I recently got home to San Francisco after a long drive from Montana with my son. Over two weeks, our family took turns driving with him from Boston across the United States. Why? My son just graduated from college, and we wanted to create liminal space for him to celebrate what he accomplished and to prepare himself for the future.
Why Do We Need Liminal Space?
Liminal space is the “in between” as you go from one state to another. Think about how many rituals we have to mark transitions: professional ones, like orientation. Personal ones for graduations, weddings, funerals, and informal “purges” to mark moves or breakups. We mark the passage of time with anniversaries and birthdays and New Year celebrations.
“Liminal” comes from the Latin word meaning “threshold,” and it’s an unavoidable part of change. Unfortunately, many organizations view change as something to go through as fast as possible. But as I shared in my livestream last week, a more effective and disruptive way to change is to slow down and actually create the liminal space of in between. This also creates space mentally and emotionally to expand on possibilities and opportunities.
What Makes Change So Difficult?
One word: uncertainty. It’s tough when what you hold dear dissolves away. Even if you’re eager for the change, it’s uncharted territory! Liminal space gives meaning and structure to the change, which helps us manage uncertainty.
It’s important to treasure these liminal spaces and treat them with respect. These rituals help us move from the current state we know to a new state. But I see very little liminal space being intentionally created within organizations. How can we harness liminal space to embrace change?
Three Steps to Create Liminal Space for Change
If you’re anticipating change in your organization — and who isn’t as we go back to the office or transition to a fully hybrid workforce? — make sure you create liminal space to support seamless change:

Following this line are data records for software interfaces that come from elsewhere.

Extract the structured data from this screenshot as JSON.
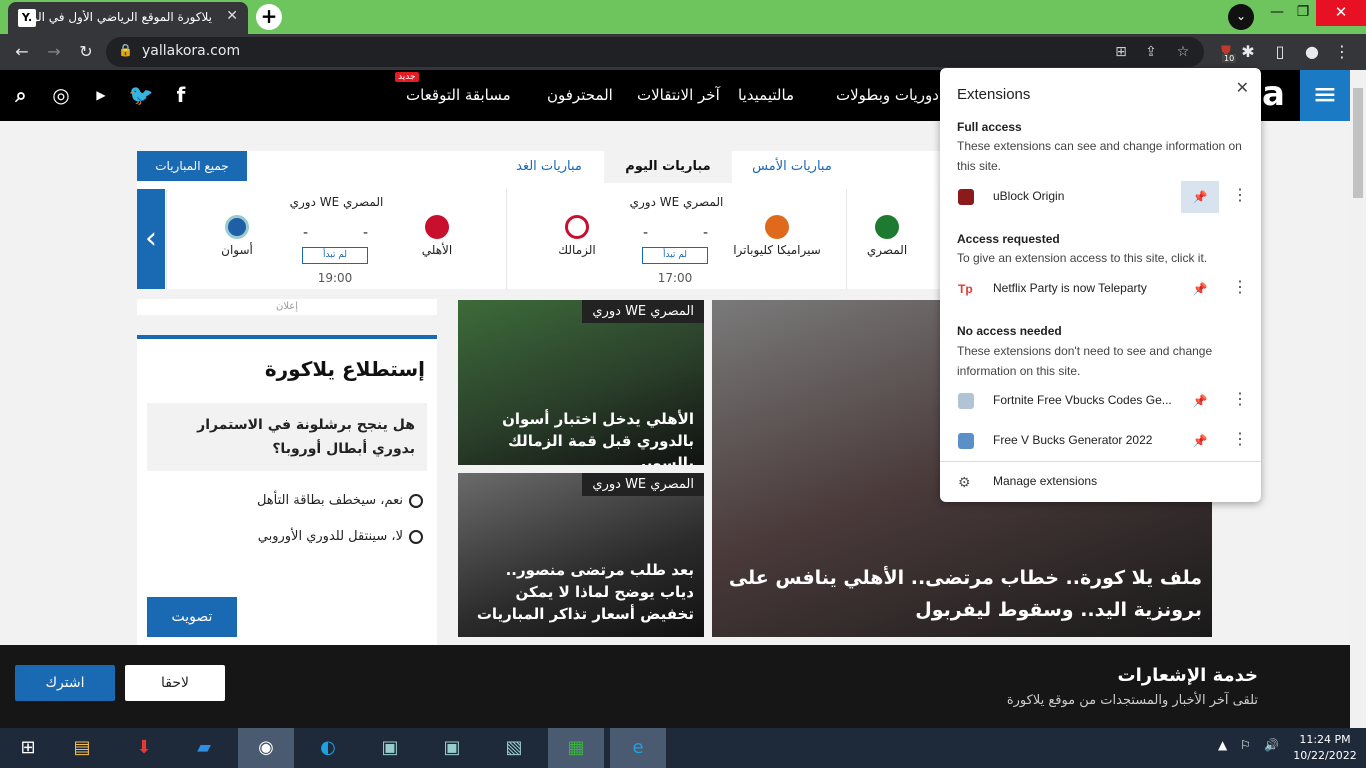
{
  "browser": {
    "tab_title": "يلاكورة الموقع الرياضي الأول في الو",
    "tab_favicon": "Y.",
    "url": "yallakora.com",
    "extensions_badge": "10"
  },
  "site_nav": {
    "new_badge": "جديد",
    "items": [
      "مسابقة التوقعات",
      "المحترفون",
      "آخر الانتقالات",
      "مالتيميديا",
      "دوريات وبطولات"
    ],
    "logo_fragment": "a"
  },
  "matches": {
    "all_matches": "جميع المباريات",
    "tabs": [
      "مباريات الأمس",
      "مباريات اليوم",
      "مباريات الغد"
    ],
    "cards": [
      {
        "league": "دوري WE المصري",
        "home": "الأهلي",
        "away": "أسوان",
        "home_score": "-",
        "away_score": "-",
        "status": "لم تبدأ",
        "time": "19:00"
      },
      {
        "league": "دوري WE المصري",
        "home": "سيراميكا كليوباترا",
        "away": "الزمالك",
        "home_score": "-",
        "away_score": "-",
        "status": "لم تبدأ",
        "time": "17:00"
      },
      {
        "league": "",
        "home": "المصري",
        "away": "",
        "home_score": "",
        "away_score": "",
        "status": "",
        "time": ""
      }
    ]
  },
  "ad_label": "إعلان",
  "poll": {
    "title": "إستطلاع يلاكورة",
    "question": "هل ينجح برشلونة في الاستمرار بدوري أبطال أوروبا؟",
    "options": [
      "نعم، سيخطف بطاقة التأهل",
      "لا، سينتقل للدوري الأوروبي"
    ],
    "vote": "تصويت"
  },
  "news": [
    {
      "tag": "دوري WE المصري",
      "title": "الأهلي يدخل اختبار أسوان بالدوري قبل قمة الزمالك بالسوبر"
    },
    {
      "tag": "دوري WE المصري",
      "title": "بعد طلب مرتضى منصور.. دياب يوضح لماذا لا يمكن تخفيض أسعار تذاكر المباريات"
    },
    {
      "tag": "",
      "title": "ملف يلا كورة.. خطاب مرتضى.. الأهلي ينافس على برونزية اليد.. وسقوط ليفربول"
    }
  ],
  "notification": {
    "title": "خدمة الإشعارات",
    "subtitle": "تلقى آخر الأخبار والمستجدات من موقع يلاكورة",
    "subscribe": "اشترك",
    "later": "لاحقا"
  },
  "extensions_popup": {
    "title": "Extensions",
    "full_access": "Full access",
    "full_access_desc": "These extensions can see and change information on this site.",
    "requested": "Access requested",
    "requested_desc": "To give an extension access to this site, click it.",
    "no_access": "No access needed",
    "no_access_desc": "These extensions don't need to see and change information on this site.",
    "items": [
      "uBlock Origin",
      "Netflix Party is now Teleparty",
      "Fortnite Free Vbucks Codes Ge...",
      "Free V Bucks Generator 2022"
    ],
    "manage": "Manage extensions"
  },
  "taskbar": {
    "time": "11:24 PM",
    "date": "10/22/2022"
  },
  "colors": {
    "accent": "#1a69b3",
    "tabstrip": "#6ec55e",
    "dark": "#35363a"
  }
}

1. Prepare with open eyes.
Many times we skip the preparation for a change. We don’t ask ourselves, what does it mean to let go of here so we can be there?
To prepare with open eyes you must embrace the fact that you’re going through a change and be clear on what it is. It’s also important to say goodbye. Give yourself time to tie up loose ends and clear the decks. If you don’t separate from the past, you can’t let it go.

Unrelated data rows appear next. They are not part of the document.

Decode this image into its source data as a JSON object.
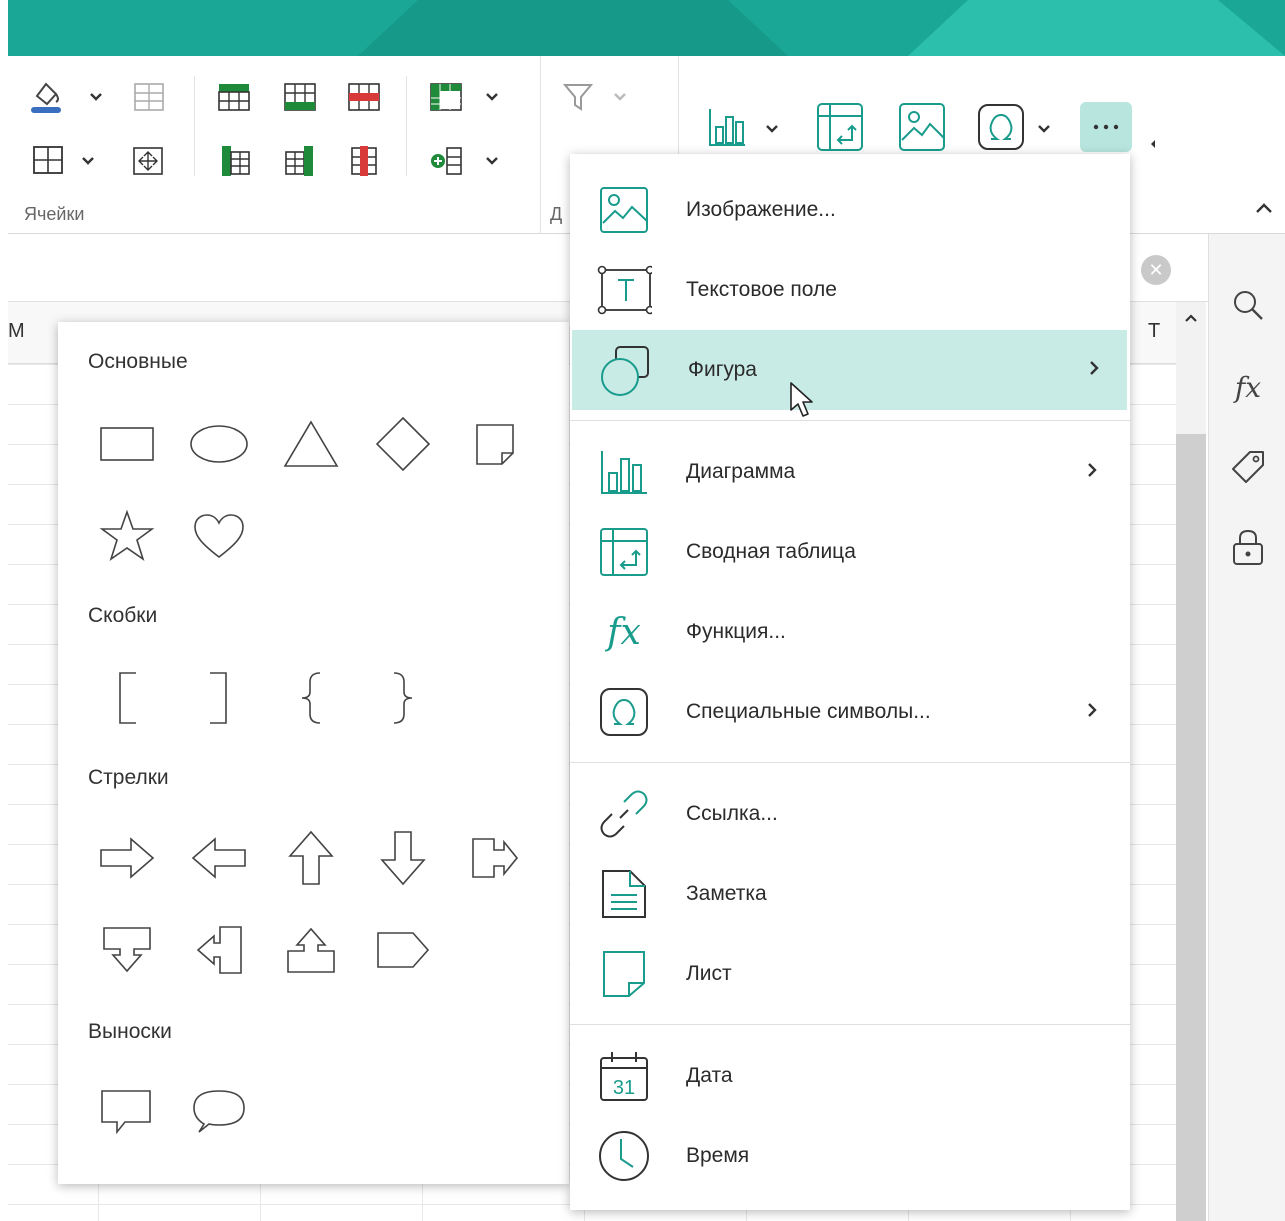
{
  "ribbon": {
    "cells_group_label": "Ячейки",
    "data_group_label_partial": "Д"
  },
  "sheet": {
    "col_left": "M",
    "col_right": "T"
  },
  "shapes_panel": {
    "sections": {
      "basic": "Основные",
      "brackets": "Скобки",
      "arrows": "Стрелки",
      "callouts": "Выноски"
    }
  },
  "insert_menu": {
    "items": [
      {
        "label": "Изображение...",
        "icon": "image-icon"
      },
      {
        "label": "Текстовое поле",
        "icon": "text-box-icon"
      },
      {
        "label": "Фигура",
        "icon": "shape-icon",
        "submenu": true,
        "active": true
      },
      {
        "label": "Диаграмма",
        "icon": "chart-icon",
        "submenu": true
      },
      {
        "label": "Сводная таблица",
        "icon": "pivot-table-icon"
      },
      {
        "label": "Функция...",
        "icon": "function-icon"
      },
      {
        "label": "Специальные символы...",
        "icon": "omega-icon",
        "submenu": true
      },
      {
        "label": "Ссылка...",
        "icon": "link-icon"
      },
      {
        "label": "Заметка",
        "icon": "note-icon"
      },
      {
        "label": "Лист",
        "icon": "sheet-icon"
      },
      {
        "label": "Дата",
        "icon": "calendar-icon",
        "calendar_day": "31"
      },
      {
        "label": "Время",
        "icon": "clock-icon"
      }
    ]
  },
  "colors": {
    "accent": "#1aa795",
    "highlight": "#c9ebe6",
    "icon_teal": "#1a9c8c"
  }
}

- If you’re letting go of your office building, you could invite employees to come in for one last time to say goodbye or even have a goodbye party.
- If brainstorming for the future, explain why you are contemplating going on this journey, even if the destination isn’t clear or certain.

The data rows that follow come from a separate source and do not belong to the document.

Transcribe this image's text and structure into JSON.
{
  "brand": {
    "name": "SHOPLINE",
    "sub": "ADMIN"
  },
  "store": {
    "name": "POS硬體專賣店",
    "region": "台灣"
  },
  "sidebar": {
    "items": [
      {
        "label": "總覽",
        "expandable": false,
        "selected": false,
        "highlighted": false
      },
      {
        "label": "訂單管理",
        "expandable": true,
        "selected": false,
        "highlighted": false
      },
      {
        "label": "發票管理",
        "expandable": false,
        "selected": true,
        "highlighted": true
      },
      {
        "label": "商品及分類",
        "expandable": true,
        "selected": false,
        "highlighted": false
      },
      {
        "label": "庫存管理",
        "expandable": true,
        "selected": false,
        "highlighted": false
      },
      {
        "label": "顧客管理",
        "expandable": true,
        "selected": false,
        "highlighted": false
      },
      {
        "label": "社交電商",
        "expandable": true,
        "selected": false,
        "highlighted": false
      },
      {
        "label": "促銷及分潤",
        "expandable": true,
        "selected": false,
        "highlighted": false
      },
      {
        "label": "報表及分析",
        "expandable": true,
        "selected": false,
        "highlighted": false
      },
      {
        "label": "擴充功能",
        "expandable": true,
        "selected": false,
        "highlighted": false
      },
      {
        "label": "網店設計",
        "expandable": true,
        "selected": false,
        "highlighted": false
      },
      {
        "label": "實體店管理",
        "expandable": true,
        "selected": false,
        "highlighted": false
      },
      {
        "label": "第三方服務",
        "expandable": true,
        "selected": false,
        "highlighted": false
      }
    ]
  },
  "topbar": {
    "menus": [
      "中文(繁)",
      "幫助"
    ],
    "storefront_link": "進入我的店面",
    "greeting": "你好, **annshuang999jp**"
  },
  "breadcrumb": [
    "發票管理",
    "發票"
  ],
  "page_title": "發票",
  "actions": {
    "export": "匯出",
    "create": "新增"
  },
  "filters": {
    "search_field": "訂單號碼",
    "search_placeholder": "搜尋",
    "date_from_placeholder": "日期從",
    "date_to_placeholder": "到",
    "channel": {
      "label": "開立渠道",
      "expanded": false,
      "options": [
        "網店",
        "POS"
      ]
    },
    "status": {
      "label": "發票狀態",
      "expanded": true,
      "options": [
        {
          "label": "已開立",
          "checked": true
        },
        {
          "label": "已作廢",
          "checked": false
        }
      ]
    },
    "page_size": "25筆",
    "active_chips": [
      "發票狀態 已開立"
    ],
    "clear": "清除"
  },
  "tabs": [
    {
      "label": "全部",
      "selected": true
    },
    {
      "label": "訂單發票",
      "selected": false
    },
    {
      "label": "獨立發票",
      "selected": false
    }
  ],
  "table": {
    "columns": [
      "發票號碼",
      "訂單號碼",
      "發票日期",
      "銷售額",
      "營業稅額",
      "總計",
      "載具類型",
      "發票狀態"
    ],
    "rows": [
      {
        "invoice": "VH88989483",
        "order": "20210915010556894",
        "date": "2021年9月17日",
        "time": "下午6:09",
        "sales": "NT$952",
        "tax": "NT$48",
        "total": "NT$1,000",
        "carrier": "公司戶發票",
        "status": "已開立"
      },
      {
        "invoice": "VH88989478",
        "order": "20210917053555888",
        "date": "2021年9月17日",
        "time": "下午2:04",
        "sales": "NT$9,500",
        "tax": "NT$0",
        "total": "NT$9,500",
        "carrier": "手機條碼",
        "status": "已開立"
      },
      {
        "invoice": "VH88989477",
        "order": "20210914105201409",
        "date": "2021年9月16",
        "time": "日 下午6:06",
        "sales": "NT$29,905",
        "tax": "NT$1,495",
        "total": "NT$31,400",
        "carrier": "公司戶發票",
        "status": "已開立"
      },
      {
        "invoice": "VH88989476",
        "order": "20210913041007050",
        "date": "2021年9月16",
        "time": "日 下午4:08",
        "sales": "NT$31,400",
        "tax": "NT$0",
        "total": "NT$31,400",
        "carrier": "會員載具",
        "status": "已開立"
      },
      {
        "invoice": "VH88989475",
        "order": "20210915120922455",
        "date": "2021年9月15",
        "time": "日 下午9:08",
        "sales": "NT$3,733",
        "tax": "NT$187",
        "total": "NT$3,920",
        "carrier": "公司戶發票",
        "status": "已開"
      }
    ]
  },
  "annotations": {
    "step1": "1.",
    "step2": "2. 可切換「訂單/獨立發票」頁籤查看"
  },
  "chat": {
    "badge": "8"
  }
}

2. Structure and guide the change.
When I see organizations going through digital transformations, what separates successful from unsuccessful transformations is structure.
If you’re not clear on the sequence of events, the uncertainty inherent in change becomes unmanageable. You also need a master of ceremonies: somebody in charge of guiding this process. That’s why the leader’s role is so important! You are the person people turn to for reassurance, because they need continuity while going through uncertainty and change.
- Communicate clearly what the transition to a smaller office and hybrid team will be like. Anticipate roadblocks and recommend how employees can address them.
- When brainstorming options, use guiding questions to lead people through the process, asking: “If X is true, what does that mean for Y?”
Once you’ve discovered the “new you” or “new organization,” you must bring it all together. How can you intentionally engineer the outcomes you desire so everyone feels comfortable and understands how to move forward?
- Check in regularly with your employees to learn how the hybrid model is working for them. Do they miss anything? Need anything? What perks can you offer your team that this new state of being enables?
- Once new ideas are on the table, any dissonance or conflicts with today’s reality need to be addressed with detailed execution plans.
The challenge for disruptive leaders is that we are tasked with creating huge amounts of change. And there’s a tendency and pressure for us to lead people through the change as quickly as possible. Because, frankly, it’s disconcerting to be in that transition space!
I urge you to take a different approach. Build into any change that sacred liminal space so that you and your team can move through uncertainty and embrace a new state with open arms.